Information ::
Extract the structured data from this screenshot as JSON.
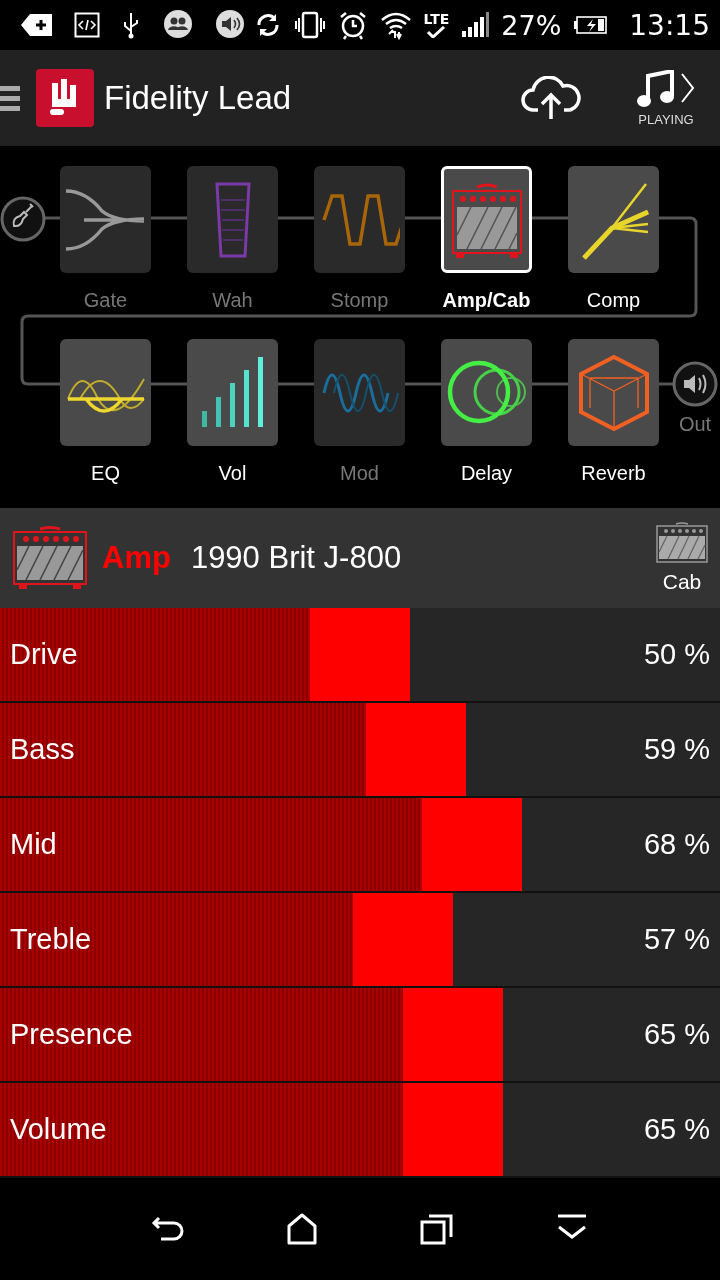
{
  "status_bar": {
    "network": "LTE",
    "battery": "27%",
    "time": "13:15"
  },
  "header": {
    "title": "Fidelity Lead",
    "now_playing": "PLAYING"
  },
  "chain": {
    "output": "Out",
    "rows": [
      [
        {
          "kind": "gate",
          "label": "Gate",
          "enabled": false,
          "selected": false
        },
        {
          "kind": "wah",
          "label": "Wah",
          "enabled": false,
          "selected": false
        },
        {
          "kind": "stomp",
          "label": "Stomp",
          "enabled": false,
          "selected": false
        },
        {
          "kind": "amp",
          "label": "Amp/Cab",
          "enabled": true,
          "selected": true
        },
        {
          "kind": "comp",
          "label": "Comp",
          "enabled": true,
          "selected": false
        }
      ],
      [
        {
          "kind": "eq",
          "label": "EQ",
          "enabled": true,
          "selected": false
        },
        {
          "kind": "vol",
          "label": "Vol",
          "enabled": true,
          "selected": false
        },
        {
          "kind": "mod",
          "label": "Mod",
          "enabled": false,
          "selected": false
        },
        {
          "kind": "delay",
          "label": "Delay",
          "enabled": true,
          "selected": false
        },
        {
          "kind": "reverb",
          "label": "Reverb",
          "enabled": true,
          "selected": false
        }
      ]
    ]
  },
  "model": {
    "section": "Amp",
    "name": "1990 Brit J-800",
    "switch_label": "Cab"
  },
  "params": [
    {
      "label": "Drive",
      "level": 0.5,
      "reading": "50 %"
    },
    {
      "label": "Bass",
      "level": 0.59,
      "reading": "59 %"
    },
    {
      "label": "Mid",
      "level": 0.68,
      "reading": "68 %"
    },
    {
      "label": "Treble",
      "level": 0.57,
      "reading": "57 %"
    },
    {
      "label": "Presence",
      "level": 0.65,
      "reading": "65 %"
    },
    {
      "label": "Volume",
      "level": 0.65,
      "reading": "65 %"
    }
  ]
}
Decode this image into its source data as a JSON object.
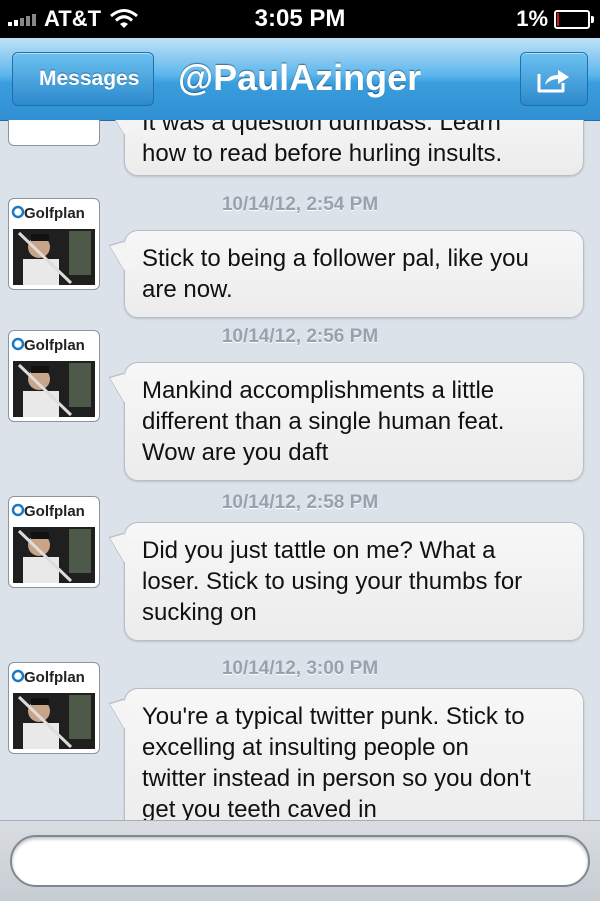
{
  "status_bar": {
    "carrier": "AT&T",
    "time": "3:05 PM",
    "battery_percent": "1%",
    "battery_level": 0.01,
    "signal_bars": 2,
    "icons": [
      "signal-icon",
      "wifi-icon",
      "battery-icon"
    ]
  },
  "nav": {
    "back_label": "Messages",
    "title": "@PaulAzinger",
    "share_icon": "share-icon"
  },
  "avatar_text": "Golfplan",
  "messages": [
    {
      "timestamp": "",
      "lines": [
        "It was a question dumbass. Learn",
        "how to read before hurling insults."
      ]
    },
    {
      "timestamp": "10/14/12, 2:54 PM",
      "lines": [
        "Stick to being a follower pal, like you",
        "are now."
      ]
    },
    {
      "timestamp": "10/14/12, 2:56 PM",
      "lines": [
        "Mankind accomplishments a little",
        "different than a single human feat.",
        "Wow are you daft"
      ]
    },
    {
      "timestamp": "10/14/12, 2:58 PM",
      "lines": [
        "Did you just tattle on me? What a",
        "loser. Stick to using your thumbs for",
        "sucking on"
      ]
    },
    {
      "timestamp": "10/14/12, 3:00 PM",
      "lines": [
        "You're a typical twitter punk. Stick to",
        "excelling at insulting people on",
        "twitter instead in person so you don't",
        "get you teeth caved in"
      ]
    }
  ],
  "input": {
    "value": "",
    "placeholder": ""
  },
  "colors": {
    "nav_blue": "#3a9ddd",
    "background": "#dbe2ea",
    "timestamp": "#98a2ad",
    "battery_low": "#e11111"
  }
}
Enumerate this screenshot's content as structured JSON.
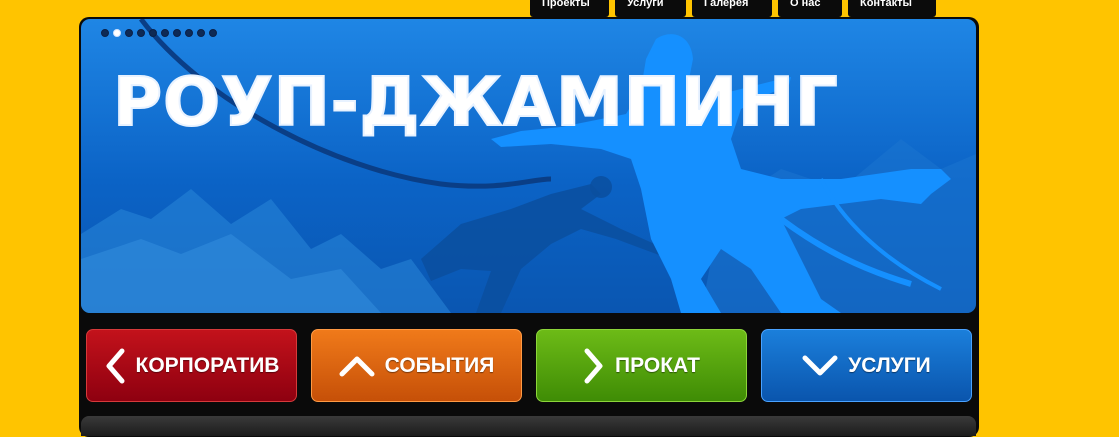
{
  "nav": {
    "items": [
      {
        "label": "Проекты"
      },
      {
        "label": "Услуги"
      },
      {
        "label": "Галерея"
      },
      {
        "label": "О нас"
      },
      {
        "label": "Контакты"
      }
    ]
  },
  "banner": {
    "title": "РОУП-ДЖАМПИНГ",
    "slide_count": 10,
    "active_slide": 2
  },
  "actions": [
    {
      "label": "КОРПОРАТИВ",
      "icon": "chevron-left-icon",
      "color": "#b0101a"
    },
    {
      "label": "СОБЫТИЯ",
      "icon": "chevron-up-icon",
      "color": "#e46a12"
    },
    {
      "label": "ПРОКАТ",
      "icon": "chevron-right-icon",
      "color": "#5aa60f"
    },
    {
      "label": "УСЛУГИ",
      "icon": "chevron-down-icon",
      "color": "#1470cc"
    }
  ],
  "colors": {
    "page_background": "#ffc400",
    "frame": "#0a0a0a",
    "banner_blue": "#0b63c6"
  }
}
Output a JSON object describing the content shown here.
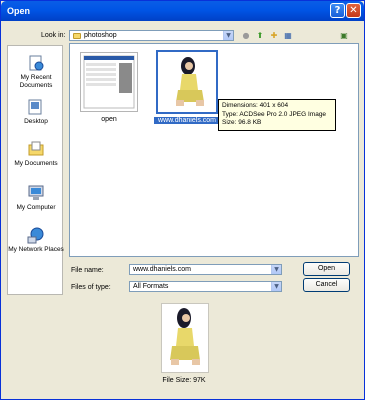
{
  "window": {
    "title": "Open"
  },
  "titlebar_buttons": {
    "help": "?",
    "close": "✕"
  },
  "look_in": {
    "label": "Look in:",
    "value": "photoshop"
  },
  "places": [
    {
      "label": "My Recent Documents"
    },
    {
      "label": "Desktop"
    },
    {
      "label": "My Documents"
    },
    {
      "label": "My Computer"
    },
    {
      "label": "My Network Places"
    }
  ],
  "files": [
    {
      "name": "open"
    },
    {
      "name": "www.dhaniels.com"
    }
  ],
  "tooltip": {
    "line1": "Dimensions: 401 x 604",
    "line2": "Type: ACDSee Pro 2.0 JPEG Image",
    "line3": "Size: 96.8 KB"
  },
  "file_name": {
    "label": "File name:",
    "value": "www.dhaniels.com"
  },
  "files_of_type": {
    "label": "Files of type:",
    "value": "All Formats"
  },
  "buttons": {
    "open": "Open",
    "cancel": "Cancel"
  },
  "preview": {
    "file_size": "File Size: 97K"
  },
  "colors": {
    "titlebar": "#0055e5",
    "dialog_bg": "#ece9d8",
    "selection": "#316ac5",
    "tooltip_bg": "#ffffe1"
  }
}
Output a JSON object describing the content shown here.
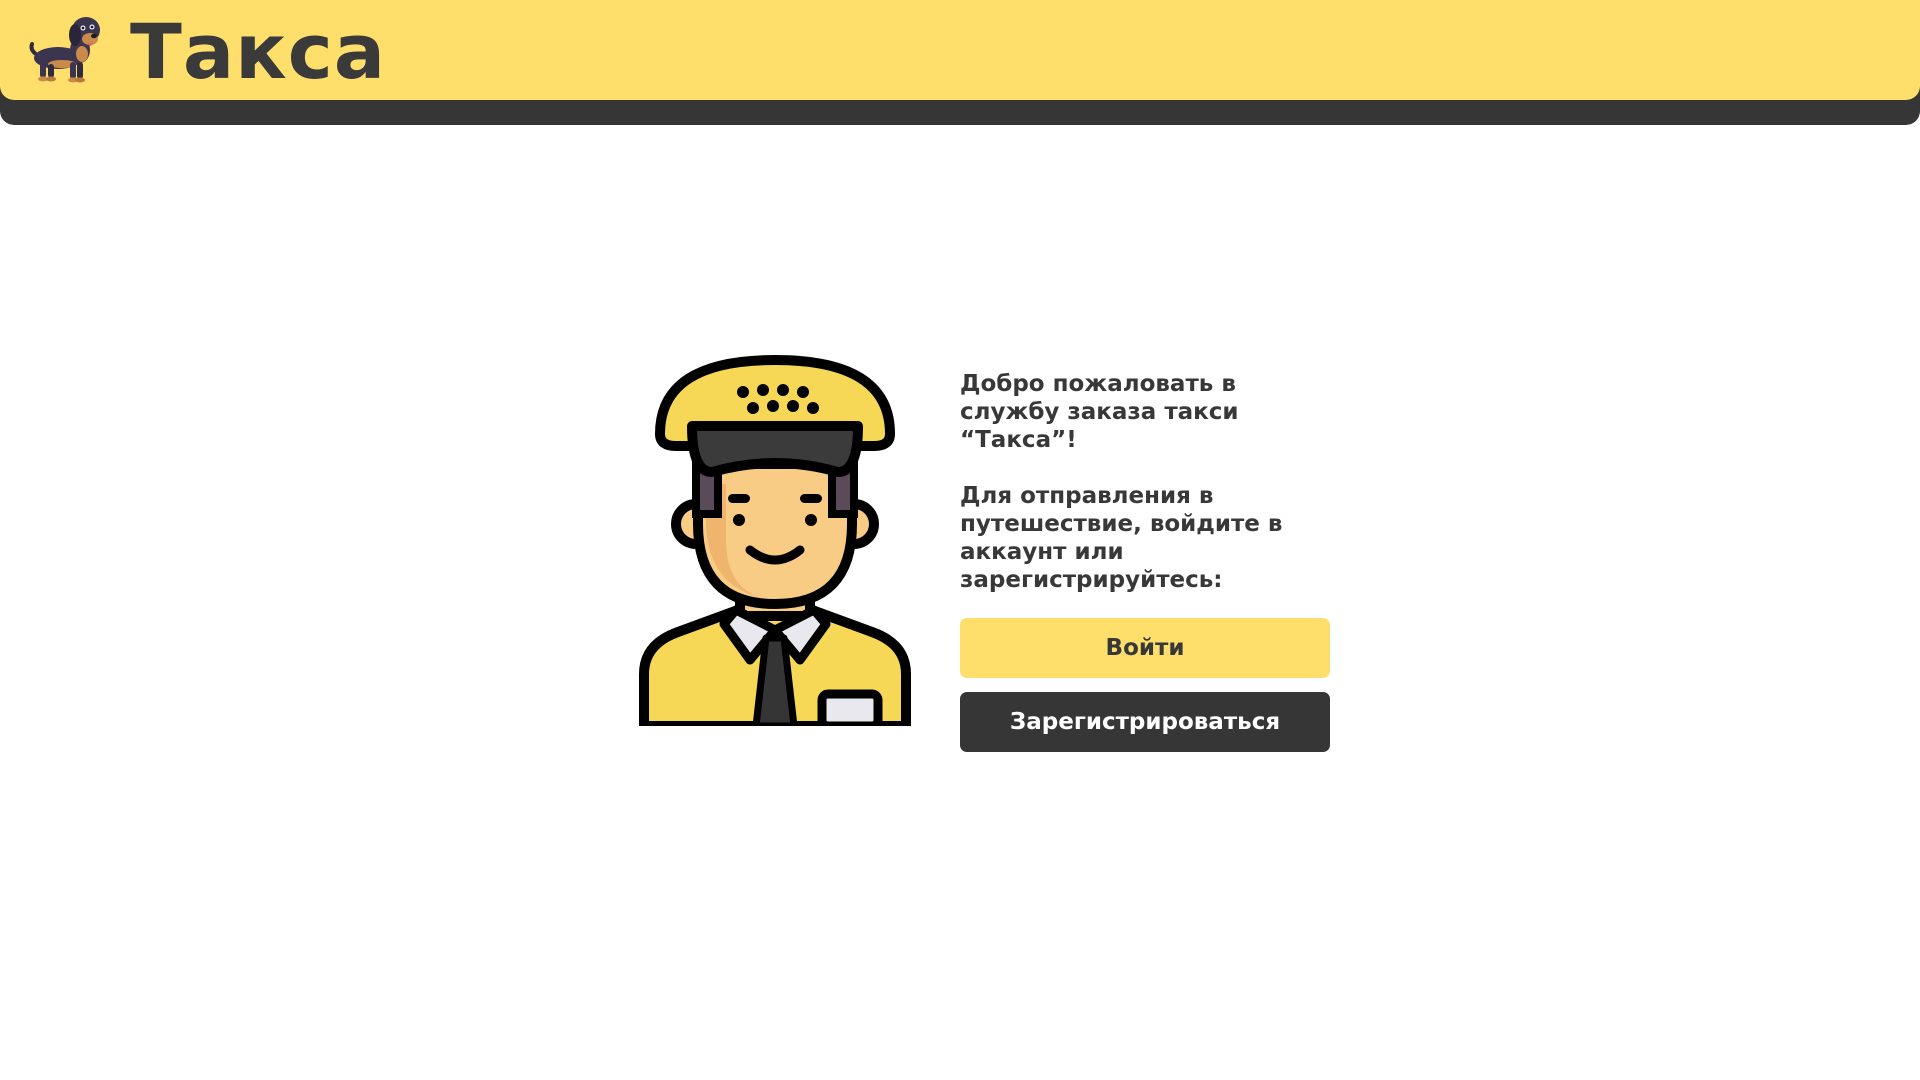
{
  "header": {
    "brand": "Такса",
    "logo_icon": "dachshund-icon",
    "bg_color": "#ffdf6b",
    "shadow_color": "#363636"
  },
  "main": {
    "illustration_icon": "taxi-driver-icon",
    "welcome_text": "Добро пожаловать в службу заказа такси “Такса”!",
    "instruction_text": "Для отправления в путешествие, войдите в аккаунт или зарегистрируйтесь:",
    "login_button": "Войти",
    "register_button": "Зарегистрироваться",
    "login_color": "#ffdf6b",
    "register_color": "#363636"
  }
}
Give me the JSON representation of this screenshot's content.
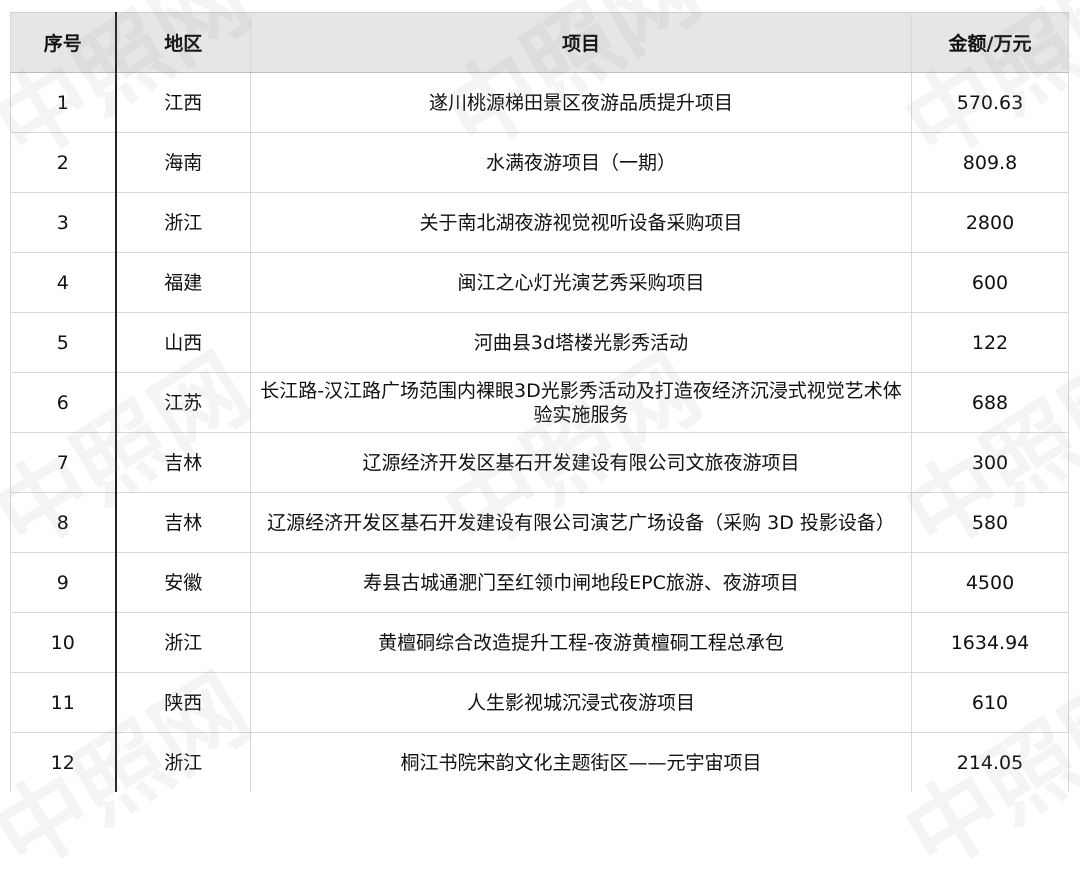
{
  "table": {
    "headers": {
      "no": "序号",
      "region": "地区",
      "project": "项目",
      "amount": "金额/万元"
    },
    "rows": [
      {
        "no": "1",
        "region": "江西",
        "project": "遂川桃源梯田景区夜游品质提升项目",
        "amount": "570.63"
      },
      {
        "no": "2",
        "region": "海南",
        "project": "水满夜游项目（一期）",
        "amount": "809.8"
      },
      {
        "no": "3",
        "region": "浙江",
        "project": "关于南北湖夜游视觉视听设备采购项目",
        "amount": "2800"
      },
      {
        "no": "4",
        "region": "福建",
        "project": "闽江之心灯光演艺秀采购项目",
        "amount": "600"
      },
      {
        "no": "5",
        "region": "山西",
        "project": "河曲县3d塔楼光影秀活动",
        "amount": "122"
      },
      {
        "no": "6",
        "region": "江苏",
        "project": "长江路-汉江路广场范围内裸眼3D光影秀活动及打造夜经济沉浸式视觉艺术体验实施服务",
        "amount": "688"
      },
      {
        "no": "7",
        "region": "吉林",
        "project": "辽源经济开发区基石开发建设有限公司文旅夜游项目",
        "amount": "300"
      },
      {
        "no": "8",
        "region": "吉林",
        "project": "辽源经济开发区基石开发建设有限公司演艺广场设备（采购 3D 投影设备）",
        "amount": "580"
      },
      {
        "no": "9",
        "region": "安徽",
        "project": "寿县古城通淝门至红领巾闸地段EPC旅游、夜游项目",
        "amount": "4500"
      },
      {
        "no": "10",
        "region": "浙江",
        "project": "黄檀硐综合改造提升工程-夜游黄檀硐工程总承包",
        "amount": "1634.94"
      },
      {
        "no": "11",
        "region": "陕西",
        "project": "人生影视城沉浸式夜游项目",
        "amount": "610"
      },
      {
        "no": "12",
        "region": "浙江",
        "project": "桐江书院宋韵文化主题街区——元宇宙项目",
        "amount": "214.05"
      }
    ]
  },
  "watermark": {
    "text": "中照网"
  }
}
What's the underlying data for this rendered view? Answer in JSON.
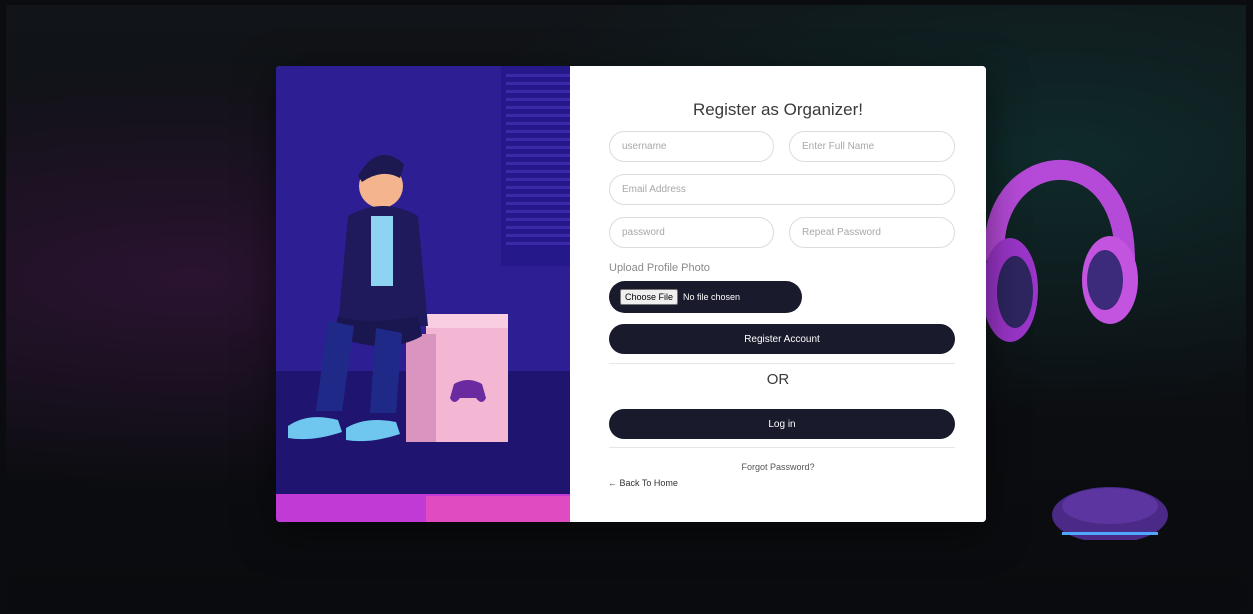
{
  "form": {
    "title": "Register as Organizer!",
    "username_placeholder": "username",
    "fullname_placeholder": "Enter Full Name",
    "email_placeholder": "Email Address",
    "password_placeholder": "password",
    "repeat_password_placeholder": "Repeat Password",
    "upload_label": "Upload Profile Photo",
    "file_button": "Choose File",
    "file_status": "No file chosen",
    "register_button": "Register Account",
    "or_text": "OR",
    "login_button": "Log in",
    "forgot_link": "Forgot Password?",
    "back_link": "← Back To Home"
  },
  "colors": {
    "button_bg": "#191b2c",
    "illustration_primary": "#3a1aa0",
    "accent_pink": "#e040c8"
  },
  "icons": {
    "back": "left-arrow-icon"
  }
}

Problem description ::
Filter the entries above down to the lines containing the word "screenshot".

Result of this exercise ::
Extract the structured data from this screenshot as JSON.
Enumerate this screenshot's content as structured JSON.
Give me the JSON representation of this screenshot's content.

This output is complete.